Same for some reason the more tragic a book sounds the more I want to read it.
Fantastic post! I also love WWII fiction. All The Light We Cannot See and The Night Watch by Sarah Waters are two of my favorites. Also, not a book, but have you seen Dunkirk? I haven’t stopped thinking about it since I saw it this weekend, it was so intense and devastating. I absolutely loved it.
Thank you! I have not read The Night Watch! Thank you for the recommendation! I am dying to see Dunkirk! I am on vacation and there is no movie theater! It is torture. Can’t wait to see it!
Ahhh no that’s torture! I can’t wait for you to see it!!!
Great post! I’m already writing your part 2 in my mind… All the Light we Cannot See, Life after Life, the Nightingale, Unbroken… So much great literature during this period, but also super intense. I can’t read these kind of novels back to back. I need some lightness in between.
Thank you! I am reading the Nightingale this month! I never read the synopsis for Life After Life. Didn’t even realize it was about WWII!! I definitely can’t read these books one after the another. Too sad!
Okay, I really love this post! I read Anne Frank in school. The Boy in the Striped Pajamas and The Book Thief are on my TBR!
Thank you!! Have a box of tissues ready for both of those books!
Thanks! I figured I would need them! <3
Having seen Dunkirk recently, I have a hankering for reading for some WWII Historical Fiction. This post couldn’t be better timed 🙂
I have been wanting to see Dunkirk so badly! Maybe that is why I was inspired to write this and I didn’t even know it!
My review is up Thursday 😉
Haha very probably (is ‘very probably’ a correct phrase?) It is a masterpiece as the critics say!
Great post! I would add Code Name Verity and Rose Under Fire by Elizabeth Wein to this list. I loved both of those books.
I haven’t read either of those! Definitely adding them to my TBR! Thank you!
Wonderful choices!! Book Thief, Anne Frank and Boy in striped pajamas are all amazing books!! I’ve not read the other two, but I want to check them out now.
Thank you! I hope you read them and love them as much as I did!
YES to all of these. The Boy in the Striped Pajamas and The Book Thief are both so well-written and heartbreaking.
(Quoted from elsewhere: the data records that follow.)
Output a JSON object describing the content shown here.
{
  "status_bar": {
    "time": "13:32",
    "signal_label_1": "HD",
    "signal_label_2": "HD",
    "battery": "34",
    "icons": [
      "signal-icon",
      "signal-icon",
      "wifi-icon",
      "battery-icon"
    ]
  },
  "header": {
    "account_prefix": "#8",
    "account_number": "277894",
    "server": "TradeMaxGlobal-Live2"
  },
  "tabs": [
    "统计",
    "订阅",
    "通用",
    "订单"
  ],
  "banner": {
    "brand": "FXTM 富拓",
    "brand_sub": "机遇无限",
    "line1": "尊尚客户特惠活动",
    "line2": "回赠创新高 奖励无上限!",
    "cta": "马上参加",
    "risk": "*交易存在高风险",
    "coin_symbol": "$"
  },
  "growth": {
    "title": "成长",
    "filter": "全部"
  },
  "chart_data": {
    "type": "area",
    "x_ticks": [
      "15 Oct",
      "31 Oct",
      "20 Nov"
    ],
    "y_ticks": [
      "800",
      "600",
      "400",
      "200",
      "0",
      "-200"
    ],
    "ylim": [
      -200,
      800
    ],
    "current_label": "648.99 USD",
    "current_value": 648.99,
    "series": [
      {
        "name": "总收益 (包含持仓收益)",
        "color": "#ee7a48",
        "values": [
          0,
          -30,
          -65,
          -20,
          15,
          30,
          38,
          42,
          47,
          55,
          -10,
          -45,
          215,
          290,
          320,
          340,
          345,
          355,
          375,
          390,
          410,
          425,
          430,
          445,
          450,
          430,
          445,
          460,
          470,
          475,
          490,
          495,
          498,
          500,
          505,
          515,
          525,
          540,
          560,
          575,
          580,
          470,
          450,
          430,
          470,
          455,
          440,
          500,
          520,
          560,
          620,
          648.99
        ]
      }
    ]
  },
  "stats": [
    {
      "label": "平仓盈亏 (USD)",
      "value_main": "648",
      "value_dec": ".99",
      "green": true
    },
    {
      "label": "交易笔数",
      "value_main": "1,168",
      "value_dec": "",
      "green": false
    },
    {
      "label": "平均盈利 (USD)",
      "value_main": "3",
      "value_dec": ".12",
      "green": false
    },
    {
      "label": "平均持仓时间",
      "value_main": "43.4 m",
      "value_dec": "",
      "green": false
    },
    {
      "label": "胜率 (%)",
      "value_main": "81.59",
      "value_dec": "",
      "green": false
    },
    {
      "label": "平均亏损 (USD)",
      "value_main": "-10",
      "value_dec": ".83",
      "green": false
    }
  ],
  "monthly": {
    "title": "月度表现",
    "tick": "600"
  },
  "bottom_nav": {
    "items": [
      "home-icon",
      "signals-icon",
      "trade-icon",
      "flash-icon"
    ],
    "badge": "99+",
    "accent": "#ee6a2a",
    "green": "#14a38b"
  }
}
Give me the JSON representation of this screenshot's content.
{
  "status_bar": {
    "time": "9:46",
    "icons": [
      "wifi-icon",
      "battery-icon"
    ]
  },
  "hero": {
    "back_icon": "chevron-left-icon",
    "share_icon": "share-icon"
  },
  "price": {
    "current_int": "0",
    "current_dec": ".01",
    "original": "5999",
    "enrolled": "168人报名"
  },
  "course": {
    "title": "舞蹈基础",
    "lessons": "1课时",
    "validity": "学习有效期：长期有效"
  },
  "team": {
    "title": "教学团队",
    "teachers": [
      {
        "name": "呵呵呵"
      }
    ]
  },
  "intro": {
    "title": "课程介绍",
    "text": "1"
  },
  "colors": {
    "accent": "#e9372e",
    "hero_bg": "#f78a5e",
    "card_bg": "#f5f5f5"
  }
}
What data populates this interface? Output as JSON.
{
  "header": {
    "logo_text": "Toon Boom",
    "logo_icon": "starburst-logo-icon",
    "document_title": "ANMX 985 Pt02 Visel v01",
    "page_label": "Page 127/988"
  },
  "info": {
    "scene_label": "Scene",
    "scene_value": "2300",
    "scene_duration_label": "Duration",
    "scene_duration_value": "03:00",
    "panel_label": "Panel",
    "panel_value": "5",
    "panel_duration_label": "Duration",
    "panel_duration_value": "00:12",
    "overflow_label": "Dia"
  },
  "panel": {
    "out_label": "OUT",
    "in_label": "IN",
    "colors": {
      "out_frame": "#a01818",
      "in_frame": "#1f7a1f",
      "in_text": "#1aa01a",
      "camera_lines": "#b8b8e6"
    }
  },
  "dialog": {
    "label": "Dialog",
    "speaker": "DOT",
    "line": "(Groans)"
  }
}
Thanks for sharing and, as always, fabulous choices! <3
Thank you Zoe! Just thinking about those two books can break my heart!
TBISP is such a moving and heartbreaking read. I couldn’t sleep the entire night because I was so depressed!!
I know! I can’t even bring myself to watch the movie!
Oh I watched it with my mom and although I didn’t cry, she was crying rivers! It was probably even more depressing because the characters had already become so known from the book that watching the boys in the movie felt like someone I already knew. You get what I’m saying?
I totally get that! You get more attached to the characters because you feel like you already have a connection to them from reading the book!